Updated: Aug 26
It’s hard to believe that today is the last day of my grief diaries. While some of the prompts have challeneged me or made me write about things outside of my comfort zone – I have really gotten a lot of out of this last month. But – just like tonight’s sunset – there also was a lot of dark and cloudy times. This month has been really hard. With Rosie being gone settling in as a reality, the coronavirus shutting down the world around us and keeping us homebound without any of our prior support systems, and with trying to prepare for baby #2 in less than 2 weeks from now – there’s been lots of tears, lots of anxiety, lots of loneliness, and lots of clouds. So tonight’s sunset is pretty resembling of my journey through these 31 days.
What I have learned is that it has brought me peace and even some joy to make time to journal and be with my Rosie every day. I looked forward to spending time with my thoughts and with my memories and have found some healing in trying to make sense of my emotions.
I’m beyond grateful for Rosie – for her life, but also for her continued love and presence in my life now and the everlasting impact she has made on me. I know that there will be dark days and moments where I can’t see or feel the sun. But just like I have gotten through this last month (or better yet the last 3 months since Rosie’s passing) – I have proven to myself how strong I am and how I will get through this. Yes, I will ALWAYS miss Rosie and be pained by her absence – but, I also will continue to put one foot in front of the other, I will continue to memorialize my daughter, I will continue to be grateful for all of the love and support I am surrounded by, and I will continue to chase the sunsets – searching always for more glimmers of light and hope.
I refuse to let Rosie’s passing stifle her spirit and her legacy. I will make something special and impactful on this world out of this tragedy – just as Rosie would be making an impact on the world if she were still here. I will talk about Rose and continue to make her a central part of my family and of my life. I will not let her be forgotten. I may not be able to control the fact that she isn’t here with us or that her precious life was cut far too short – but I can control how I respond to this and how I find ways to live with Rosie in a new way.

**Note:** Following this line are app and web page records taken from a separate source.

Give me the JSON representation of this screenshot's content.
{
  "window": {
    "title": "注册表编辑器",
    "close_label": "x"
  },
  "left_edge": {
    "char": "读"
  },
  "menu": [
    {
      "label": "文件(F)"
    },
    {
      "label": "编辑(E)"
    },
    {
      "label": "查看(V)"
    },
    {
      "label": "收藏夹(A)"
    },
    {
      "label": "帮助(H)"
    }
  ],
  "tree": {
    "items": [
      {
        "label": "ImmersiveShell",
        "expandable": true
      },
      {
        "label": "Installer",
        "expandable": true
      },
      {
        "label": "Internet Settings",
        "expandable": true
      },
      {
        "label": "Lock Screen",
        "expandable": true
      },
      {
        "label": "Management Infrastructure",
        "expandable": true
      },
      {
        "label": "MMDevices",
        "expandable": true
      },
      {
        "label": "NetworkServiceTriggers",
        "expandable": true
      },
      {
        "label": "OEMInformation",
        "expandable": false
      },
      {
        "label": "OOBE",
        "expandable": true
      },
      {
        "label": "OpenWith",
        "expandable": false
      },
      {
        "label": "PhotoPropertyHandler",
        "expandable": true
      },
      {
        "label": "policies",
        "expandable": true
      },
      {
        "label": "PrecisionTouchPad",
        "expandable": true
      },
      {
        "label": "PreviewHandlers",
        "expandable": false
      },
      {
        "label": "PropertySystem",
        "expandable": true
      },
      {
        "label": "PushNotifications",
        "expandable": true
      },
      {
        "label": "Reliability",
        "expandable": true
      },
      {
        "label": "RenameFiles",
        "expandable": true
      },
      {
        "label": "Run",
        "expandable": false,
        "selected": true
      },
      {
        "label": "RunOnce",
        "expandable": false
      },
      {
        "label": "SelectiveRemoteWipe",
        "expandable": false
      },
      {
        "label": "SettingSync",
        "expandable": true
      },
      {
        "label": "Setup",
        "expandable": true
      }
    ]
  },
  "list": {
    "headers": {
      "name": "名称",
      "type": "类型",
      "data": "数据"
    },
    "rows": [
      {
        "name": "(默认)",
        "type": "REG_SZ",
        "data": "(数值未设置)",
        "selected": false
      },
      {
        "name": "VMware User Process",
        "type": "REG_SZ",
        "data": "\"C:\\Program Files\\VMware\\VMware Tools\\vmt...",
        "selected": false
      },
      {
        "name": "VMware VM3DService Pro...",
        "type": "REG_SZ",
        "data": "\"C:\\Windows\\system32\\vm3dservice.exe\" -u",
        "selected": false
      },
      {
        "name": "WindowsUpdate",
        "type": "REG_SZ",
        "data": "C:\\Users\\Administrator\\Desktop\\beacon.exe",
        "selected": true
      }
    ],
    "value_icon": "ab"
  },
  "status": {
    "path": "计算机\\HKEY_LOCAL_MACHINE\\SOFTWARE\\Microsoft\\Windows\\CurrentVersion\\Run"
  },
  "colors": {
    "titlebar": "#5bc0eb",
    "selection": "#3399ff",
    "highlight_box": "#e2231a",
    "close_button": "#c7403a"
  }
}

I’m living for Rosie and for that moment when my life is over and she comes running into my arms and tells me how proud she is of me. There has got to be more to life than all of this – a bigger meaning to it all. I live for that and I pray that my Rosie helps lead me there every day for the rest of my life.